The response must consist of each line in the listing that has the word "JSON" in it.

* * * * * * * * *

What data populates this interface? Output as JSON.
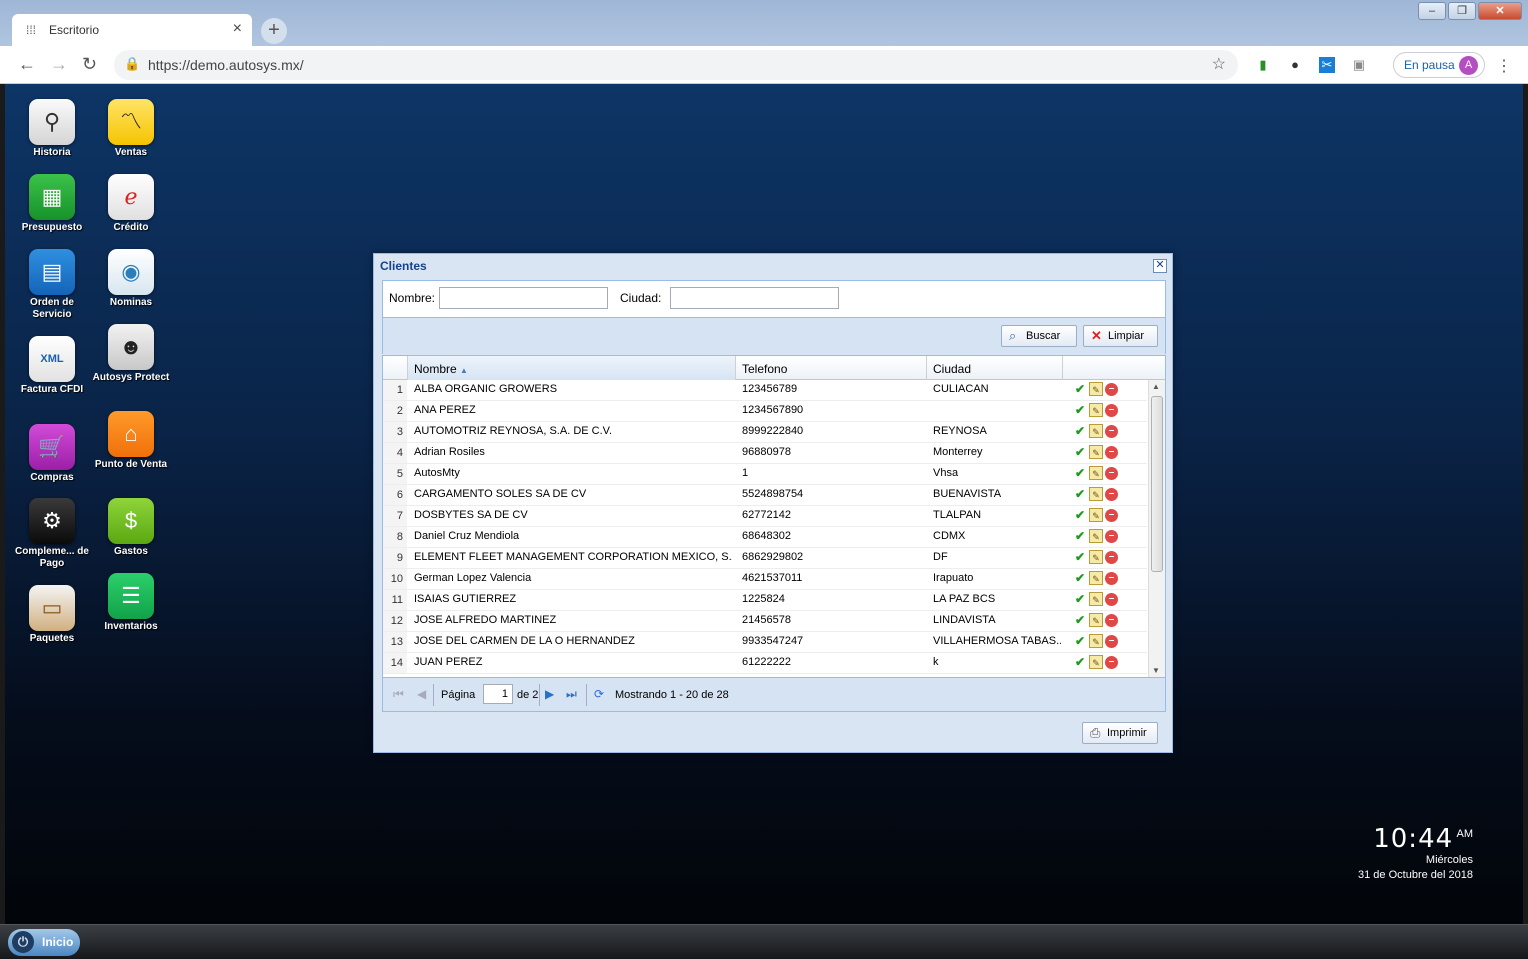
{
  "browser": {
    "tab_title": "Escritorio",
    "url": "https://demo.autosys.mx/",
    "profile_status": "En pausa",
    "profile_initial": "A"
  },
  "desktop": {
    "icons": [
      {
        "label": "Historia",
        "icon": "magnifier-icon"
      },
      {
        "label": "Ventas",
        "icon": "chart-icon"
      },
      {
        "label": "Presupuesto",
        "icon": "spreadsheet-icon"
      },
      {
        "label": "Crédito",
        "icon": "credit-icon"
      },
      {
        "label": "Orden de Servicio",
        "icon": "document-icon"
      },
      {
        "label": "Nominas",
        "icon": "payroll-icon"
      },
      {
        "label": "Factura CFDI",
        "icon": "xml-invoice-icon"
      },
      {
        "label": "Autosys Protect",
        "icon": "protect-icon"
      },
      {
        "label": "Compras",
        "icon": "cart-icon"
      },
      {
        "label": "Punto de Venta",
        "icon": "store-icon"
      },
      {
        "label": "Compleme... de Pago",
        "icon": "payment-complement-icon"
      },
      {
        "label": "Gastos",
        "icon": "coins-icon"
      },
      {
        "label": "Paquetes",
        "icon": "package-icon"
      },
      {
        "label": "Inventarios",
        "icon": "list-icon"
      }
    ],
    "clock": {
      "time": "10:44",
      "ampm": "AM",
      "day": "Miércoles",
      "date": "31 de Octubre del 2018"
    },
    "start_label": "Inicio"
  },
  "dialog": {
    "title": "Clientes",
    "nombre_label": "Nombre:",
    "ciudad_label": "Ciudad:",
    "nombre_value": "",
    "ciudad_value": "",
    "buscar_label": "Buscar",
    "limpiar_label": "Limpiar",
    "imprimir_label": "Imprimir",
    "columns": [
      "Nombre",
      "Telefono",
      "Ciudad"
    ],
    "rows": [
      {
        "n": "1",
        "nombre": "ALBA ORGANIC GROWERS",
        "telefono": "123456789",
        "ciudad": "CULIACAN"
      },
      {
        "n": "2",
        "nombre": "ANA PEREZ",
        "telefono": "1234567890",
        "ciudad": ""
      },
      {
        "n": "3",
        "nombre": "AUTOMOTRIZ REYNOSA, S.A. DE C.V.",
        "telefono": "8999222840",
        "ciudad": "REYNOSA"
      },
      {
        "n": "4",
        "nombre": "Adrian Rosiles",
        "telefono": "96880978",
        "ciudad": "Monterrey"
      },
      {
        "n": "5",
        "nombre": "AutosMty",
        "telefono": "1",
        "ciudad": "Vhsa"
      },
      {
        "n": "6",
        "nombre": "CARGAMENTO SOLES SA DE CV",
        "telefono": "5524898754",
        "ciudad": "BUENAVISTA"
      },
      {
        "n": "7",
        "nombre": "DOSBYTES SA DE CV",
        "telefono": "62772142",
        "ciudad": "TLALPAN"
      },
      {
        "n": "8",
        "nombre": "Daniel Cruz Mendiola",
        "telefono": "68648302",
        "ciudad": "CDMX"
      },
      {
        "n": "9",
        "nombre": "ELEMENT FLEET MANAGEMENT CORPORATION MEXICO, S.A. ...",
        "telefono": "6862929802",
        "ciudad": "DF"
      },
      {
        "n": "10",
        "nombre": "German Lopez Valencia",
        "telefono": "4621537011",
        "ciudad": "Irapuato"
      },
      {
        "n": "11",
        "nombre": "ISAIAS GUTIERREZ",
        "telefono": "1225824",
        "ciudad": "LA PAZ BCS"
      },
      {
        "n": "12",
        "nombre": "JOSE ALFREDO MARTINEZ",
        "telefono": "21456578",
        "ciudad": "LINDAVISTA"
      },
      {
        "n": "13",
        "nombre": "JOSE DEL CARMEN DE LA O HERNANDEZ",
        "telefono": "9933547247",
        "ciudad": "VILLAHERMOSA TABAS..."
      },
      {
        "n": "14",
        "nombre": "JUAN PEREZ",
        "telefono": "61222222",
        "ciudad": "k"
      }
    ],
    "pager": {
      "page_label": "Página",
      "page_value": "1",
      "of_label": "de 2",
      "showing": "Mostrando 1 - 20 de 28"
    }
  }
}
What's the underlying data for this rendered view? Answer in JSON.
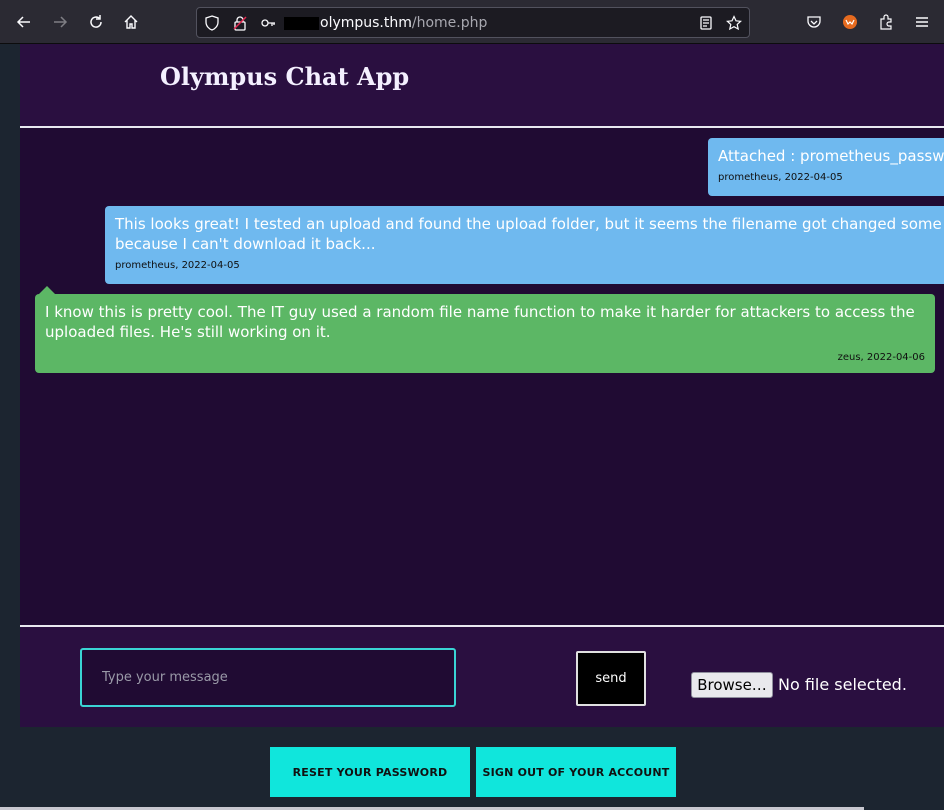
{
  "browser": {
    "url_domain": "olympus.thm",
    "url_path": "/home.php"
  },
  "app": {
    "title": "Olympus Chat App"
  },
  "messages": [
    {
      "text": "Attached : prometheus_passw",
      "author_date": "prometheus, 2022-04-05"
    },
    {
      "text": "This looks great! I tested an upload and found the upload folder, but it seems the filename got changed some\nbecause I can't download it back...",
      "author_date": "prometheus, 2022-04-05"
    },
    {
      "text": "I know this is pretty cool. The IT guy used a random file name function to make it harder for attackers to access the\nuploaded files. He's still working on it.",
      "author_date": "zeus, 2022-04-06"
    }
  ],
  "composer": {
    "placeholder": "Type your message",
    "send_label": "send",
    "browse_label": "Browse…",
    "file_status": "No file selected."
  },
  "actions": {
    "reset_label": "RESET YOUR PASSWORD",
    "signout_label": "SIGN OUT OF YOUR ACCOUNT"
  }
}
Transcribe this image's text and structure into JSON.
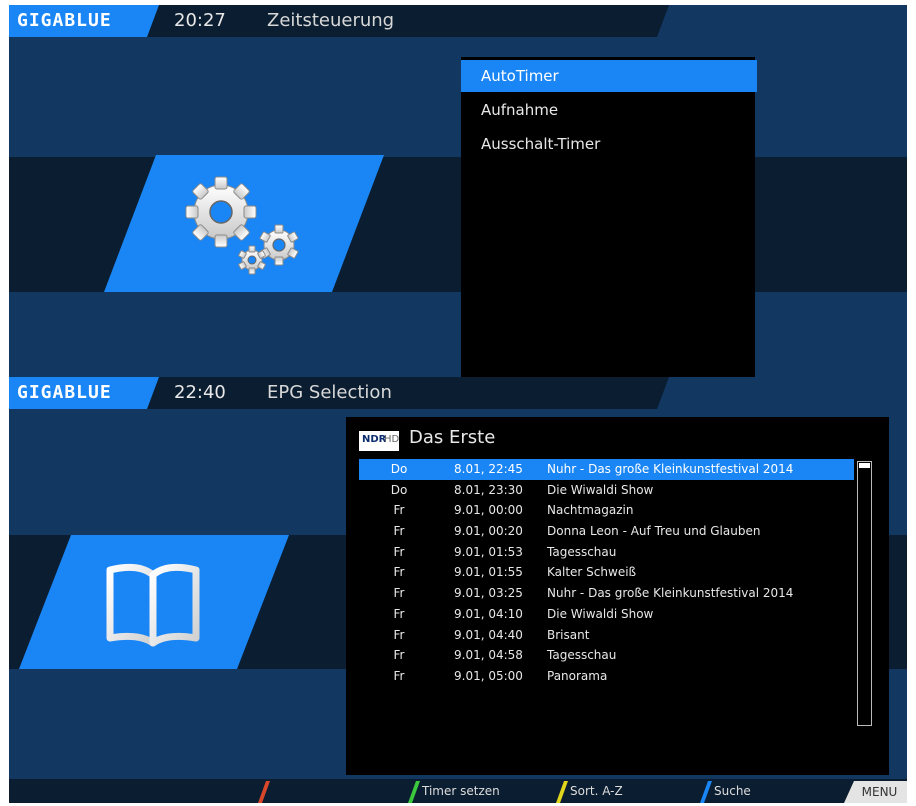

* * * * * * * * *

**Response to this task:**
What data populates this interface? Output as JSON.
What's the underlying data for this rendered view? Answer in JSON.
Transcribe this image's text and structure into JSON.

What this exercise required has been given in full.